[Interface dataset entries]
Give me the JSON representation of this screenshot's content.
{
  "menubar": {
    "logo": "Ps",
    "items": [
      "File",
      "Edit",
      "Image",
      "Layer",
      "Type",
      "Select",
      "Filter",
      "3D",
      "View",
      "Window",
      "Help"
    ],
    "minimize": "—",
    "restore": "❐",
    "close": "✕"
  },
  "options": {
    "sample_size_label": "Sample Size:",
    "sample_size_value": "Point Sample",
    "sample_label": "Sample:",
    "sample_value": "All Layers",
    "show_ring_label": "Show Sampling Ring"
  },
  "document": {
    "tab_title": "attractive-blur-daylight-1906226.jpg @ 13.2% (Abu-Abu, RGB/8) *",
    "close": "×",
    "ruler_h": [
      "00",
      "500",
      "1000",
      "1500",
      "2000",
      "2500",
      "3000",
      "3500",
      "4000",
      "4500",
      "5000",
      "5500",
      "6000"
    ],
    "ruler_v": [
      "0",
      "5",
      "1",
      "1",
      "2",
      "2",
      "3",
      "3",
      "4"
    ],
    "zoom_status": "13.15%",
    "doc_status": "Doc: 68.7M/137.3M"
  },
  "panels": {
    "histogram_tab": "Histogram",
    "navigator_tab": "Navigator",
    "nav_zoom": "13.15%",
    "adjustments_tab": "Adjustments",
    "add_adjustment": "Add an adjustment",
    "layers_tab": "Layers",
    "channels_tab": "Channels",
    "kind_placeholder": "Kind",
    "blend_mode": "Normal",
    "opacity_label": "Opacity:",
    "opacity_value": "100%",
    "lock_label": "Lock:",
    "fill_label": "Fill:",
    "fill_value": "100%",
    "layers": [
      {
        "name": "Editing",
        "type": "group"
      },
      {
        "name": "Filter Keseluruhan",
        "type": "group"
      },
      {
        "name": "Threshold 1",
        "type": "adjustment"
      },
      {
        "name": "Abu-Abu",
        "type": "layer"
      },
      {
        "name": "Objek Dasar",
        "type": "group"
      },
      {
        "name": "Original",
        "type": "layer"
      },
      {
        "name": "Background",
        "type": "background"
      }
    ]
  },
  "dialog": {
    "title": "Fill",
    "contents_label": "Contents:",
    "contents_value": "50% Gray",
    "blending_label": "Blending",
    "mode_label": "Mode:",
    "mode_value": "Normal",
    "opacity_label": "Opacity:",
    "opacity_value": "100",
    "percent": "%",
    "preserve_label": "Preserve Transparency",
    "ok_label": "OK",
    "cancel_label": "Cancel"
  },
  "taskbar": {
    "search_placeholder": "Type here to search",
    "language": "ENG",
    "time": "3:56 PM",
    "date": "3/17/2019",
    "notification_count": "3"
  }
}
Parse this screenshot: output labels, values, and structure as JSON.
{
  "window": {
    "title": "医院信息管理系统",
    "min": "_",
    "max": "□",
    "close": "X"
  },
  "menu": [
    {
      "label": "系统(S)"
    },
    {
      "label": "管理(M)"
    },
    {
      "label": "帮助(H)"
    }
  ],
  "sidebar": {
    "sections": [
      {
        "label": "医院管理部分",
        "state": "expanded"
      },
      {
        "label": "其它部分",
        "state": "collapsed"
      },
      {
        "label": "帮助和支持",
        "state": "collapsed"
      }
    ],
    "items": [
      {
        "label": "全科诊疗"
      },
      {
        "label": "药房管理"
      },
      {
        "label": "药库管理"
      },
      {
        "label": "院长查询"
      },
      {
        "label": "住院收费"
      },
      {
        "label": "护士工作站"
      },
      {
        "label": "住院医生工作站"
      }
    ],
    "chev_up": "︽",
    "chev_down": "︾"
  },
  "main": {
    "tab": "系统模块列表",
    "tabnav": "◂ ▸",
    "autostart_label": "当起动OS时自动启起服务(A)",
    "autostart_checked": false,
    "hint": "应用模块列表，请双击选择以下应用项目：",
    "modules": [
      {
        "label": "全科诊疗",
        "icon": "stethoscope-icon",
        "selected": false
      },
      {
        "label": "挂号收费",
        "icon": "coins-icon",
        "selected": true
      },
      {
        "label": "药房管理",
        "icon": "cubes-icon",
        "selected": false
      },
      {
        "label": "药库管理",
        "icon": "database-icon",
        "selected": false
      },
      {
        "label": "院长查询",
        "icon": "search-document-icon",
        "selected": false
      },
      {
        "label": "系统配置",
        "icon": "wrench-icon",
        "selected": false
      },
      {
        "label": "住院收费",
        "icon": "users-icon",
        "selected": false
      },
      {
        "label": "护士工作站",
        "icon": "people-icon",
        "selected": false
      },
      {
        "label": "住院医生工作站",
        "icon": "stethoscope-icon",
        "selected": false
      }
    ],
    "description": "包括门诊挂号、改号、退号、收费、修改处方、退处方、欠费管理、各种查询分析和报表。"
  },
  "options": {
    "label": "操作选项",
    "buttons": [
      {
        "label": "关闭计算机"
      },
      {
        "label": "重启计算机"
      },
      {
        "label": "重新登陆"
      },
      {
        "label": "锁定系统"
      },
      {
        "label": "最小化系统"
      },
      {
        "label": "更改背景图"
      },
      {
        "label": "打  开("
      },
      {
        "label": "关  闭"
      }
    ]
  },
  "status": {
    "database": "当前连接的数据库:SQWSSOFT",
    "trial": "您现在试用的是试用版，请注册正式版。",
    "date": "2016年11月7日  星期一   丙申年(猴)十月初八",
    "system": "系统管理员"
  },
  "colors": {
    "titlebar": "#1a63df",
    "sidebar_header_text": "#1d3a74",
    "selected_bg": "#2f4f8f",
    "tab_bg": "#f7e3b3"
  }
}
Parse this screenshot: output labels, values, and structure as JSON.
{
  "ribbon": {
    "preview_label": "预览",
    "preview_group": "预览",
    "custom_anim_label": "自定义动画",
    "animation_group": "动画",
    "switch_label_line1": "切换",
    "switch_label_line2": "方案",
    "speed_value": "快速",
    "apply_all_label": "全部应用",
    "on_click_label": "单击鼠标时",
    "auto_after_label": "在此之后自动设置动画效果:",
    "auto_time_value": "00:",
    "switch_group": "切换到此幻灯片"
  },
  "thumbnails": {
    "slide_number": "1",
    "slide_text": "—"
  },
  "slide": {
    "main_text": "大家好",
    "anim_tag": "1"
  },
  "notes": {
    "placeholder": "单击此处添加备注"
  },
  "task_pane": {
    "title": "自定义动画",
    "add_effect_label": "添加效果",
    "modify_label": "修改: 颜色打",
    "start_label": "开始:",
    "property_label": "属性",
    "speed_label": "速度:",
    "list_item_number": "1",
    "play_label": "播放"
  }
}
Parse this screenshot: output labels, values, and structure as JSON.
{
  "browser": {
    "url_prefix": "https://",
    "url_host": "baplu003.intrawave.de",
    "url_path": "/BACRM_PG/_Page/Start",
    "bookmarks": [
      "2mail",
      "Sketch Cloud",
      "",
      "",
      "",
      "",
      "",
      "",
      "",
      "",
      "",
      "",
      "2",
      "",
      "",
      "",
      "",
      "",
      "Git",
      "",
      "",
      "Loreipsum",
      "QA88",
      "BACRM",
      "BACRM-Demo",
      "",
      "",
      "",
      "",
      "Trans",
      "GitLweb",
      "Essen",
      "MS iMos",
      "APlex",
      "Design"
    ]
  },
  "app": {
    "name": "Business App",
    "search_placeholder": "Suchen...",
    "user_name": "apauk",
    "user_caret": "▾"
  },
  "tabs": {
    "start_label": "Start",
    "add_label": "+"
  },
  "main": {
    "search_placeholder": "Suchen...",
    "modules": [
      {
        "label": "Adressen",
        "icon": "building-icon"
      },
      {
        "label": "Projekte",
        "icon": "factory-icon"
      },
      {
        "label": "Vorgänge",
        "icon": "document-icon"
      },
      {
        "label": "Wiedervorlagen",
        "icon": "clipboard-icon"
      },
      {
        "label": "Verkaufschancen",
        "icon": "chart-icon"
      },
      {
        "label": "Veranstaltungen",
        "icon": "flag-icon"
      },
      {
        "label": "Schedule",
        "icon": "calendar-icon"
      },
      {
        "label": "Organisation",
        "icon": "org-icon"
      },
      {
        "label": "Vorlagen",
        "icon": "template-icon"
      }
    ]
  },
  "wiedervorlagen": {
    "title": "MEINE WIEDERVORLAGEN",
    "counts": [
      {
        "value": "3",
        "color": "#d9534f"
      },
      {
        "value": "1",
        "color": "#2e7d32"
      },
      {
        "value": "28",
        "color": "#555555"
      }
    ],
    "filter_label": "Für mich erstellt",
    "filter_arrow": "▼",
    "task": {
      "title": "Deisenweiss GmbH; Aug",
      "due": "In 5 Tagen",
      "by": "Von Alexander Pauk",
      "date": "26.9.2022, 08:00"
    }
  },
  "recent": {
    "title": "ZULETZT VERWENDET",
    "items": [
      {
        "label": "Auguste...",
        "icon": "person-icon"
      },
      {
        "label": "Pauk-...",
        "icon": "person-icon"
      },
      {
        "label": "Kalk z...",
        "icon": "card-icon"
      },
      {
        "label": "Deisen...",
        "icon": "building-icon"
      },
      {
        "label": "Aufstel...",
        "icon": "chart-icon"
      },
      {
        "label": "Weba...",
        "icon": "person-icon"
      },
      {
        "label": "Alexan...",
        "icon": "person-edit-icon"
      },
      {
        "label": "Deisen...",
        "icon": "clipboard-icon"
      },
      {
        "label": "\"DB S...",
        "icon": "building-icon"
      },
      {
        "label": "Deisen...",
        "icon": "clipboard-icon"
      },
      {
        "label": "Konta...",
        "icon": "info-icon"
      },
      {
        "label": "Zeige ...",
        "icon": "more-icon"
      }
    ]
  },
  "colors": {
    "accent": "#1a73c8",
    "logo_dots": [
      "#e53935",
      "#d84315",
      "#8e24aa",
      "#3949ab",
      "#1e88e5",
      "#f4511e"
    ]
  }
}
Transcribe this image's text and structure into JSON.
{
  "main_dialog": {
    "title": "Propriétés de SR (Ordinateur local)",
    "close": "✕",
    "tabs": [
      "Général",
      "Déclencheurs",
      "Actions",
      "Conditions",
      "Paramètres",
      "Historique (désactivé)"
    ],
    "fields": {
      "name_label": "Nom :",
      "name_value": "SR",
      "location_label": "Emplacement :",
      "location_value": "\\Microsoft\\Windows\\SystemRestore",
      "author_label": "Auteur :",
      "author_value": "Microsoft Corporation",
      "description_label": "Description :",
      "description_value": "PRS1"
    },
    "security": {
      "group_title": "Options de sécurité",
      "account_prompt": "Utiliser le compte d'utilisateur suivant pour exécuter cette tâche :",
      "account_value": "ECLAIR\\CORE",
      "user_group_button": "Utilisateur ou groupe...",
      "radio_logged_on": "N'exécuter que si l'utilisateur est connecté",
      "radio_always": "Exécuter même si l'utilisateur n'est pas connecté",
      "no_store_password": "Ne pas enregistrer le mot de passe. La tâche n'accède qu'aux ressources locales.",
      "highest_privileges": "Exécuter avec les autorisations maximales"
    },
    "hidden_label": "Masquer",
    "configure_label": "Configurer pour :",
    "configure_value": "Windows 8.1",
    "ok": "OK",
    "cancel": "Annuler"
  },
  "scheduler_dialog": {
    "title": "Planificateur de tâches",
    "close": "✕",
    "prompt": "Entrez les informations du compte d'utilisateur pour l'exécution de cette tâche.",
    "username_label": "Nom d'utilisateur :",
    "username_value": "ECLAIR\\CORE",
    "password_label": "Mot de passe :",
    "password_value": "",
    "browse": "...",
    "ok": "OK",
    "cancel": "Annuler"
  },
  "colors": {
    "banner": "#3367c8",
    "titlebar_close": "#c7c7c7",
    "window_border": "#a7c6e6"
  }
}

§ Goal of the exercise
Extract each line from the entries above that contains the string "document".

§ Response below
  "document": {
        "icon": "search-document-icon",
        "icon": "document-icon"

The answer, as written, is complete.